German hopes in China were clearly displayed during Schroeder’s three-day visit there on the eve of the Hague summit in December. Accompanied by 44 business leaders from major corporations such as DaimlerChrysler, Siemens and Deutsche Bank, the German chancellor signed 22 agreements with the Chinese government. These included the sale of Airbus commercial jets worth $1.3 billion, as well as $480 million in railway locomotives and $280 million in power-generation equipment. Schroeder declared that China’s fast-growing car industry – now dominated by German companies – could be the “engine” of China’s economic growth. He laid the cornerstone for a new DaimlerChrysler plant in Beijing and attended the opening ceremony of the second joint-venture factory between Volkswagen and First Auto Works, China’s largest vehicle producer, in Changchun, in northeastern China. He told Chinese officials that German corporations were very interested helping to “restructure” China’s northeastern heavy industries. The northeastern provinces, or Manchuria, are a key focus of German attention. The region has been the center of China’s state-owned heavy industry.
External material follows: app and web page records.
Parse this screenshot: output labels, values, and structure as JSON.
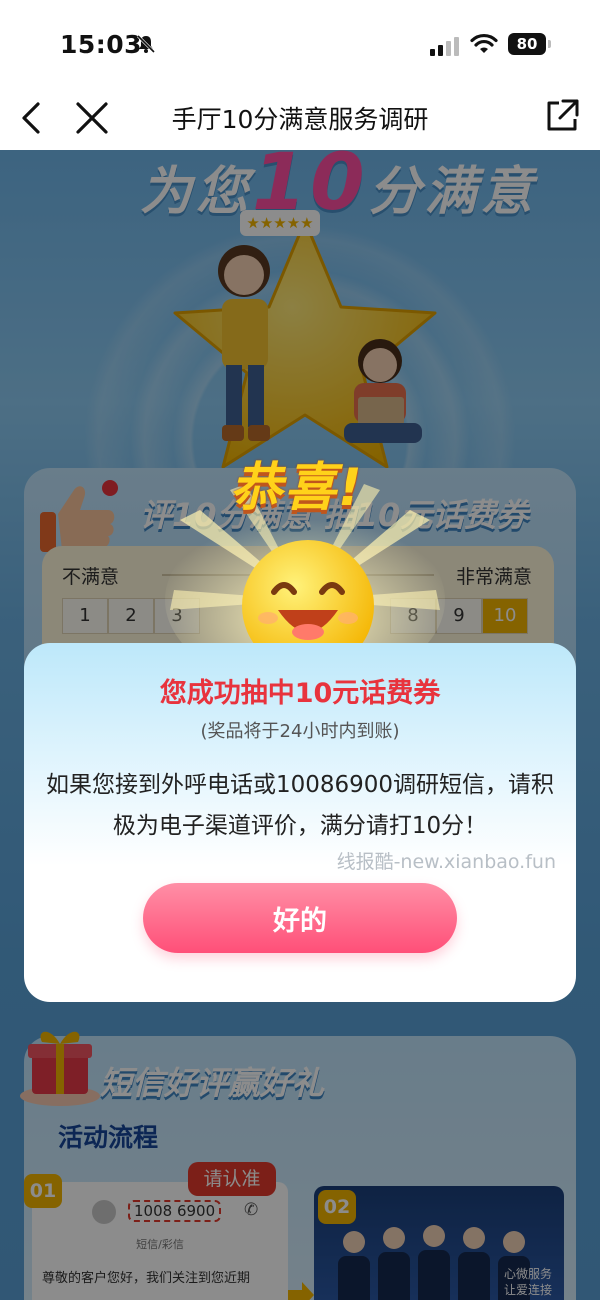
{
  "status_bar": {
    "time": "15:03",
    "battery": "80"
  },
  "nav": {
    "title": "手厅10分满意服务调研"
  },
  "hero": {
    "title_pre": "为您",
    "title_num": "10",
    "title_post": "分满意",
    "stars": "★★★★★"
  },
  "rating_card": {
    "heading": "评10分满意 抽10元话费券",
    "left_label": "不满意",
    "right_label": "非常满意",
    "scale_low": [
      "1",
      "2",
      "3"
    ],
    "scale_high": [
      "8",
      "9",
      "10"
    ]
  },
  "celebration": {
    "text": "恭喜!"
  },
  "dialog": {
    "title": "您成功抽中10元话费券",
    "subtitle": "(奖品将于24小时内到账)",
    "body": "如果您接到外呼电话或10086900调研短信，请积极为电子渠道评价，满分请打10分！",
    "watermark": "线报酷-new.xianbao.fun",
    "ok_button": "好的"
  },
  "sms_card": {
    "heading": "短信好评赢好礼",
    "flow_title": "活动流程",
    "notice": "请认准",
    "step1_num": "01",
    "step2_num": "02",
    "sms_number": "1008 6900",
    "sms_kind": "短信/彩信",
    "sms_body": "尊敬的客户您好，我们关注到您近期",
    "step2_text_1": "心微服务",
    "step2_text_2": "让爱连接"
  },
  "colors": {
    "accent_red": "#e8333d",
    "button_pink": "#ff4f78",
    "gold": "#f3b400",
    "sky": "#6fb6ea"
  }
}
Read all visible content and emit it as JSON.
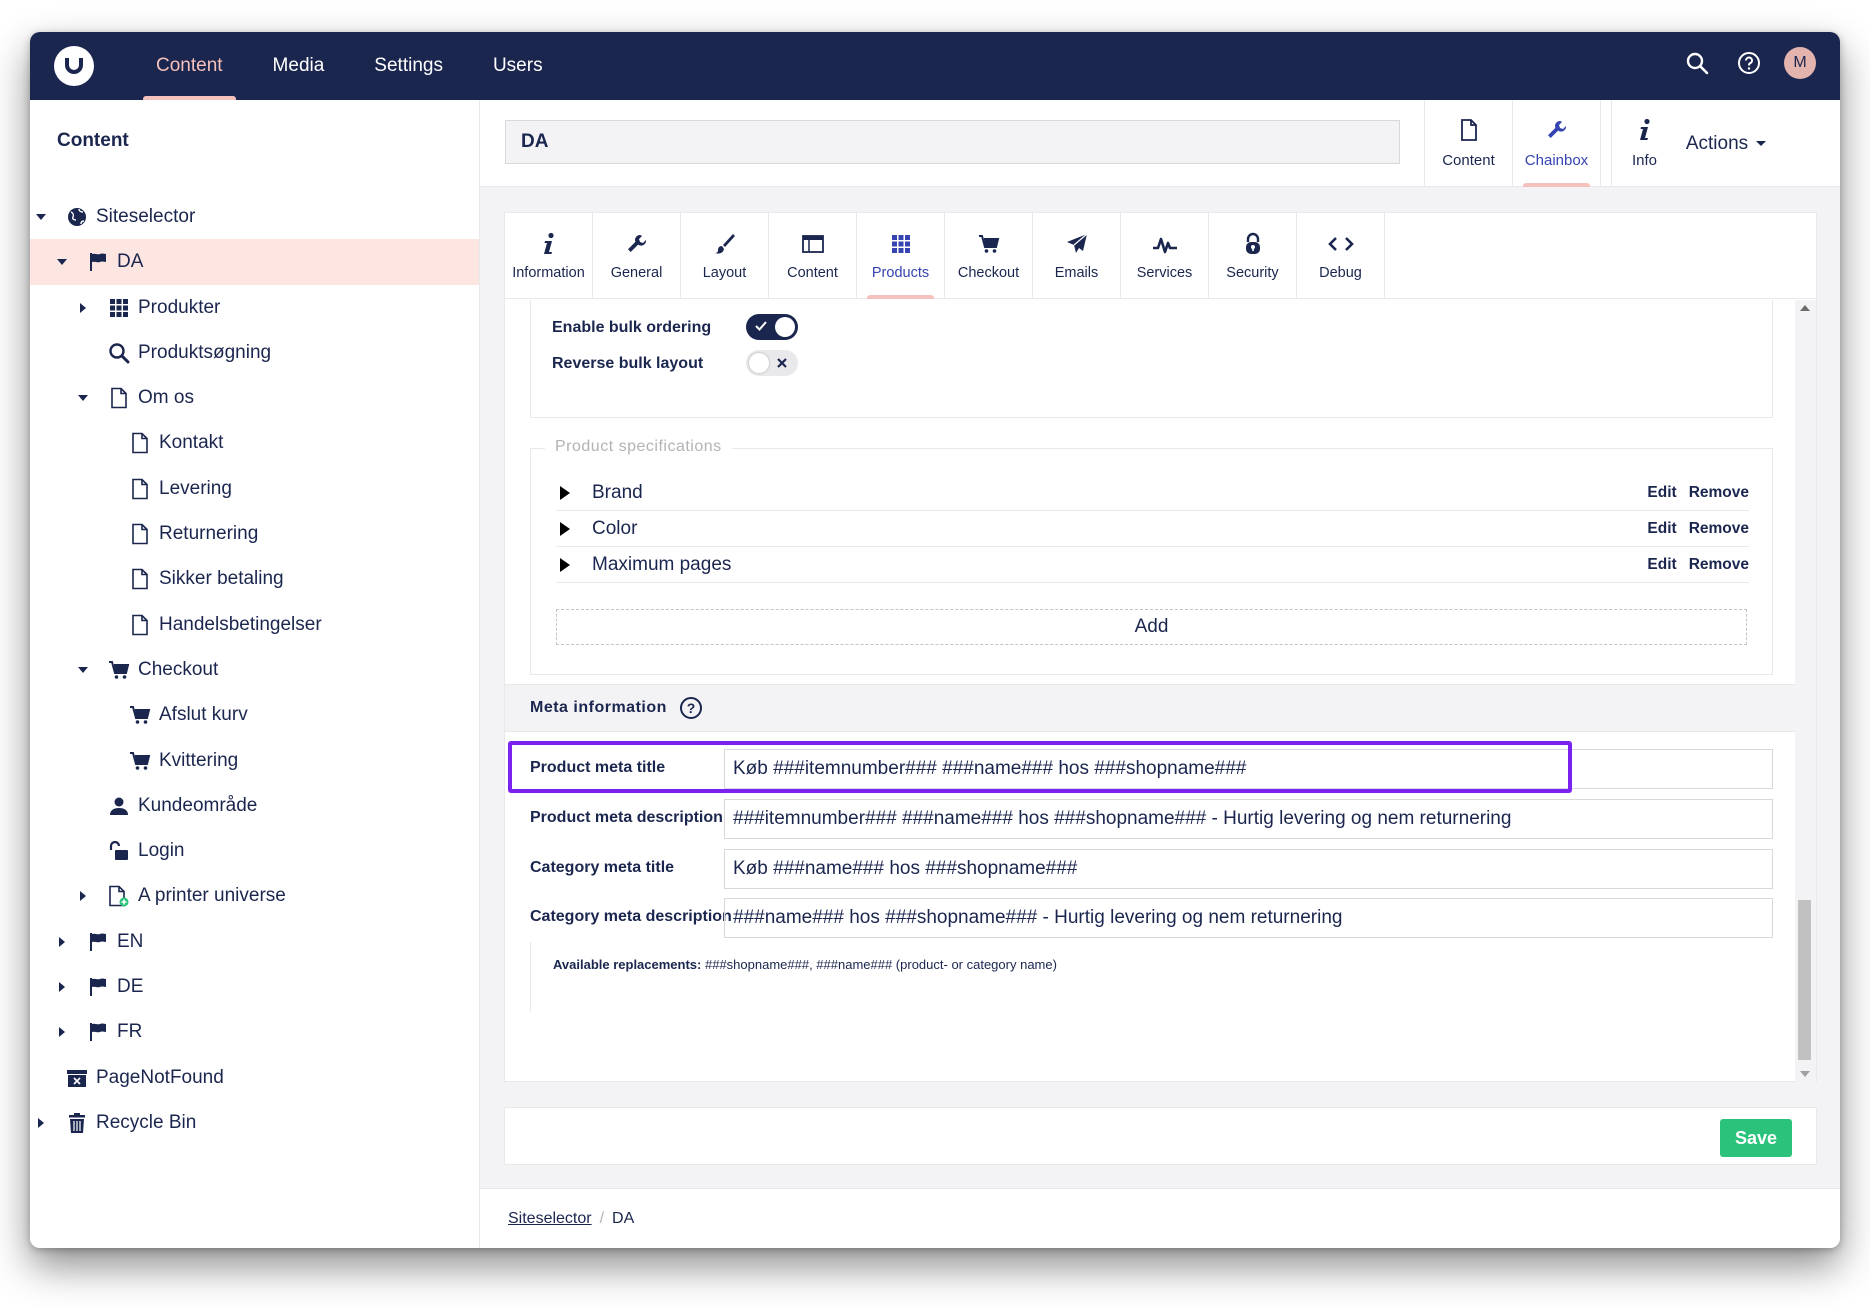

Anti-Americanism has prove to be a useful ideology for the definition of a new European identity. It was the attempt to defend European colonialism in the Third World, particularly in Asia and the Middle East, that had forced Europe to accept US dominance. A new definition of European identity will seek strength from anti-Americanism in the form of anti-neo-imperialism in Asia and the Middle East. European anti-Americanism is not just a friendly disagreement with its former senior ally, it is a widening chasm to buttress an independent Europe. Although in the formerly communist states of Eastern Europe, the US anti-communist policies during the Cold War can translate into pro-US sympathies today, a comparable post-Cold War bonus does not appear to apply in the new state of a unified Germany. The social democracies in Europe seem more in tune with the neo-communism in China than the neo-liberal supply-side market fundamentalism promoted by the United States.
By Henry C K Liu